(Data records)
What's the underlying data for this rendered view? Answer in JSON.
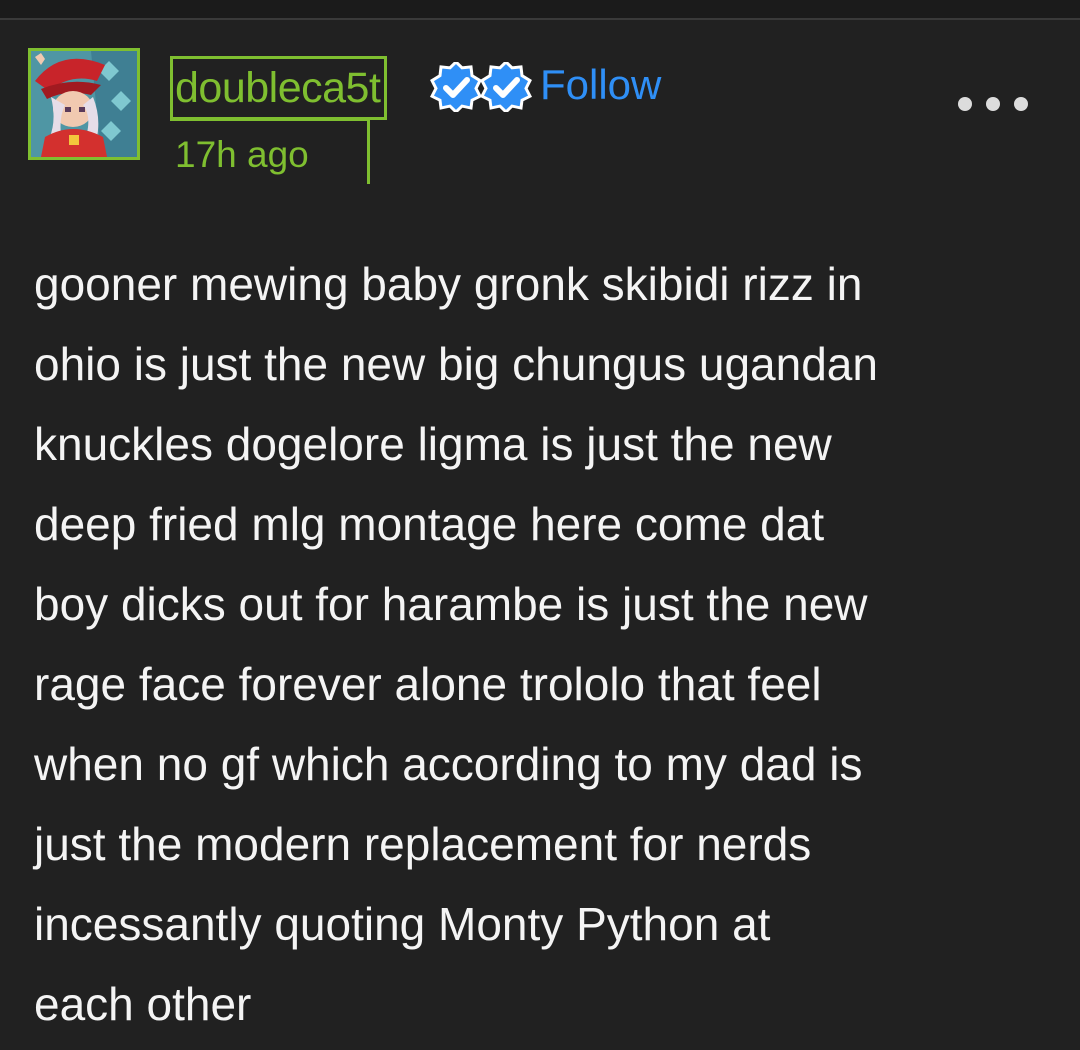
{
  "post": {
    "username": "doubleca5t",
    "timestamp": "17h ago",
    "follow_label": "Follow",
    "body": "gooner mewing baby gronk skibidi rizz in\nohio is just the new big chungus ugandan\nknuckles dogelore ligma is just the new\ndeep fried mlg montage here come dat\nboy dicks out for harambe is just the new\nrage face forever alone trololo that feel\nwhen no gf which according to my dad is\njust the modern replacement for nerds\nincessantly quoting Monty Python at\neach other"
  },
  "icons": {
    "badges": [
      "verified-badge-icon",
      "verified-badge-icon"
    ],
    "more": "more-options-icon"
  },
  "colors": {
    "background": "#212121",
    "accent_green": "#7fbf30",
    "follow_blue": "#2f8ff6",
    "text": "#f4f4f4"
  }
}
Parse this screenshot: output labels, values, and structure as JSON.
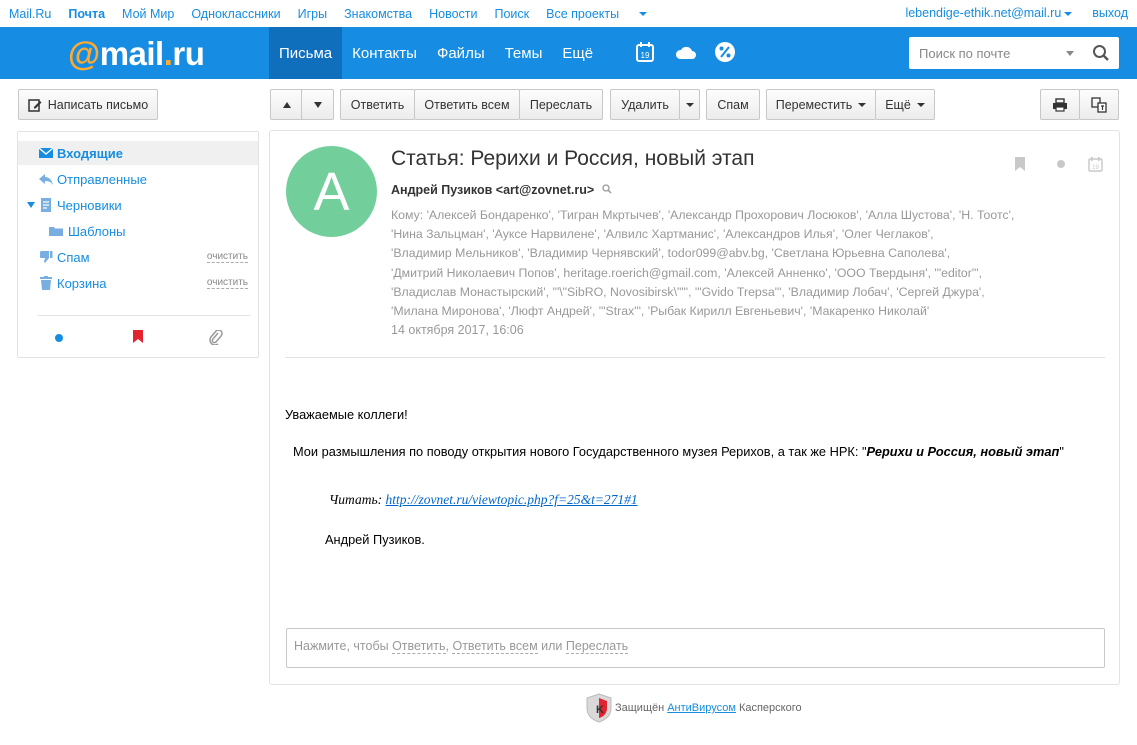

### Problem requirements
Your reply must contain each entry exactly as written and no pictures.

### Solution below
What's the underlying data for this rendered view? Answer in JSON.
{
  "post": {
    "username": "doubleca5t",
    "timestamp": "17h ago",
    "follow_label": "Follow",
    "body": "gooner mewing baby gronk skibidi rizz in\nohio is just the new big chungus ugandan\nknuckles dogelore ligma is just the new\ndeep fried mlg montage here come dat\nboy dicks out for harambe is just the new\nrage face forever alone trololo that feel\nwhen no gf which according to my dad is\njust the modern replacement for nerds\nincessantly quoting Monty Python at\neach other"
  },
  "icons": {
    "badges": [
      "verified-badge-icon",
      "verified-badge-icon"
    ],
    "more": "more-options-icon"
  },
  "colors": {
    "background": "#212121",
    "accent_green": "#7fbf30",
    "follow_blue": "#2f8ff6",
    "text": "#f4f4f4"
  }
}
Parse this screenshot: output labels, values, and structure as JSON.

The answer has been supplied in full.